Saved entries:
---

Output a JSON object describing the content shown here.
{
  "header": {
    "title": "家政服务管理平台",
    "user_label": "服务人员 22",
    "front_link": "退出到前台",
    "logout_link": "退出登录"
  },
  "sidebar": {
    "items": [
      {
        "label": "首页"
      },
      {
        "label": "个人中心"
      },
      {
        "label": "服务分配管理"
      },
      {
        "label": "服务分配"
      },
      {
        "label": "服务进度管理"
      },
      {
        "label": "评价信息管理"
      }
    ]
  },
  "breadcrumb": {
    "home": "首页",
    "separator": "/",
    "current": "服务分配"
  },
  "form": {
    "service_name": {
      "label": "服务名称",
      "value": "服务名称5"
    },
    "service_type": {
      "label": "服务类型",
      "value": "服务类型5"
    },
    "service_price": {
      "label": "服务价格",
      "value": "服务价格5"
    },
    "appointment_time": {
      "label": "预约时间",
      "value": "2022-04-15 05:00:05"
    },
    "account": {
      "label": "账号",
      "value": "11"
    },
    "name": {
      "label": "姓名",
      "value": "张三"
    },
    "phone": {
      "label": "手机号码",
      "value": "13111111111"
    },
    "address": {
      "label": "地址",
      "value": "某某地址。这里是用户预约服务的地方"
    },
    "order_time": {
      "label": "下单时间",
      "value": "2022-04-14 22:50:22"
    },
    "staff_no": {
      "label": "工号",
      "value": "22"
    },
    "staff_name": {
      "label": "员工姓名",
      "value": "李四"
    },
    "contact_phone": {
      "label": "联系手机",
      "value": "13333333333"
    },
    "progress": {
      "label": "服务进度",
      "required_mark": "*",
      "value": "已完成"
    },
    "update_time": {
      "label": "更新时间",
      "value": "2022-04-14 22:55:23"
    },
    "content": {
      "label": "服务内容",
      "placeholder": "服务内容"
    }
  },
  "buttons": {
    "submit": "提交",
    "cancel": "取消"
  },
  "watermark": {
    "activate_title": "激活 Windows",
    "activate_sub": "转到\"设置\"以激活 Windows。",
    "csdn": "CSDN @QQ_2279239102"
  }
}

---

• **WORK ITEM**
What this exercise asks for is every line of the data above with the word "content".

• **WRITTEN ANSWER**
Output a JSON object describing the content shown here.
    "content": {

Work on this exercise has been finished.